One thing is obvious as I scan through this issue of Aquaculture Magazine… we do not have exclusive insights into aquaculture here in North America. A lot is going on, in a lot of places throughout the globe. Production, policy and marketing are universal issues that test the resolve of our counterparts in other parts of the world just as much as they challenge us here at home. And while good work is going on in research, extension and promotion here in North America, our colleagues elsewhere are also coming up with novel approaches to solve common problems. As globalization advances, no-one can afford to lose touch with what is going on – either just down the road or on the other side of the planet. And overall, this is a good thing because it provides opportunities to learn from others in terms of shared concerns and unique experiences.

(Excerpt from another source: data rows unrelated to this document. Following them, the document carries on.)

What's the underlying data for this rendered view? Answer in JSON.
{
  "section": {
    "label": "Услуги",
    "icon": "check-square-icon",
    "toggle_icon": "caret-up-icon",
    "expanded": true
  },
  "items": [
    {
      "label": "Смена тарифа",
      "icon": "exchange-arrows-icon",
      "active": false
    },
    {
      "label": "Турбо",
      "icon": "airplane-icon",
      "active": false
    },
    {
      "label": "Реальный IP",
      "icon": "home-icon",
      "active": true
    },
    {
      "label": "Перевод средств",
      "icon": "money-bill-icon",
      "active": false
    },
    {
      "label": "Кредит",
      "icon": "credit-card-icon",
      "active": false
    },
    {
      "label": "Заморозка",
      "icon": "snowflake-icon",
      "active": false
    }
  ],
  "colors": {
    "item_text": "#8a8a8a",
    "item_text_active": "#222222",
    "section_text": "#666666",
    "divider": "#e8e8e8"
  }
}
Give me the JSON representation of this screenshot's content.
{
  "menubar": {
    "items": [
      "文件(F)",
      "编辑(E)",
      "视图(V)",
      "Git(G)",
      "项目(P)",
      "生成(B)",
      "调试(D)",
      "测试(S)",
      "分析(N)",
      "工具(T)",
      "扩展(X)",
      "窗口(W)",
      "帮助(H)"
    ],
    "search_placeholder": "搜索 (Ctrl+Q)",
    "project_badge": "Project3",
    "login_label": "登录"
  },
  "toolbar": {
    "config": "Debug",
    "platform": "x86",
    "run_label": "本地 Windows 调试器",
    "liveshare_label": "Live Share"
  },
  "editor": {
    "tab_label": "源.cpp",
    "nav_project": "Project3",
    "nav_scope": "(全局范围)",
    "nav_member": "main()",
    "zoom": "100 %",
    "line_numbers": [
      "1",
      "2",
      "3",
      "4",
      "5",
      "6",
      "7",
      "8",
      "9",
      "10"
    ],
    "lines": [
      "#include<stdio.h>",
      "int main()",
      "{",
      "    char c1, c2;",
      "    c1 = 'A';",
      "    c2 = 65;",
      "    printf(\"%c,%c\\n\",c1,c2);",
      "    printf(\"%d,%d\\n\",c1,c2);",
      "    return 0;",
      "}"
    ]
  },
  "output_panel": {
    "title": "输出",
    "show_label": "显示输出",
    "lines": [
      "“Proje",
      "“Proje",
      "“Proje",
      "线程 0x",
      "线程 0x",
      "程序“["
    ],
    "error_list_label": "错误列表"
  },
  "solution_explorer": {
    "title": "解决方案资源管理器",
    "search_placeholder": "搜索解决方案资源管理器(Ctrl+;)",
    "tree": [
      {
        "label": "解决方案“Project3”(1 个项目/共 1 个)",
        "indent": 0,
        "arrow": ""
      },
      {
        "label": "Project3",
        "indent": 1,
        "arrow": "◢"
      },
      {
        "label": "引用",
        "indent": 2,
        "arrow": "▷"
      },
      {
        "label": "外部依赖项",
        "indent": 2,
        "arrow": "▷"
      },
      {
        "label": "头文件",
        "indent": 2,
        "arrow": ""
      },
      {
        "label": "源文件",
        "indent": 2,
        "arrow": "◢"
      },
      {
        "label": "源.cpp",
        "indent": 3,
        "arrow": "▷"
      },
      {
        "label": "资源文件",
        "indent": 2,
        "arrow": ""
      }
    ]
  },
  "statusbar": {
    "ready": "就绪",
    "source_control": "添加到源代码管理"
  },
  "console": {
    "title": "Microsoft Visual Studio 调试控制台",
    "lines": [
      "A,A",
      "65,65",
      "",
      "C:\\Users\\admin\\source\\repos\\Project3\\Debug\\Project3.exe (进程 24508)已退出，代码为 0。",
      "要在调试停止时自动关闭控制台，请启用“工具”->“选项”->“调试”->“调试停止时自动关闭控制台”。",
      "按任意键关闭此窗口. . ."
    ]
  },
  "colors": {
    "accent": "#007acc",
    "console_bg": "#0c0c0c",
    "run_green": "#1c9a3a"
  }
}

Speaking of novel approaches, I was fascinated by some of the research results you will find in this issue. Who would have imagined that oysters (which I used to find kind of boring, I am embarrassed to admit) might become powerful tools in combatting diseases in other aquatic species? Novel approaches are also evident in the arena of feedstuffs – where aquaculture already has significant advantages over traditional livestock in terms of efficiency and sustainability. Interactions between aquaculture species, production practices and the environment we operate in are often far more complex than we or our critics might want to consider (note the article on parasite control in salmon) but in terms of sustainability and conservation, aquaculture offers far more solutions than problems (as in the case of restoring threatened species such as alligator gar).
Reflecting on global issues and advances also serves as a reminder that there will always be competition, and highlights the need for maintaining and improving our competitive positions as producers, commodity groups, and as an entire industry. This, ultimately, is what Aquaculture Magazine strives for in each issue. Our columns this issue include updates and insight on topics including marine finfish, shellfish production, offshore aquaculture, shrimp culture, and genetics, with some interesting reports from Latin America and Europe. As always, feel free to contact us with questions, comments and suggestions at firstname.lastname@example.org – we enjoy hearing from you!
Dr. C. Greg Lutz has a B.A. in Biology and Spanish by the Earlham College at Richmond, Indiana, a M.S. in Fisheries and a Ph.D. in Wildlife and Fisheries Science by the Louisiana State University. His interests include recirculating system technology and population dynamics, quantitative genetics and multivariate analyses and the use of web based technology for result-demonstration methods.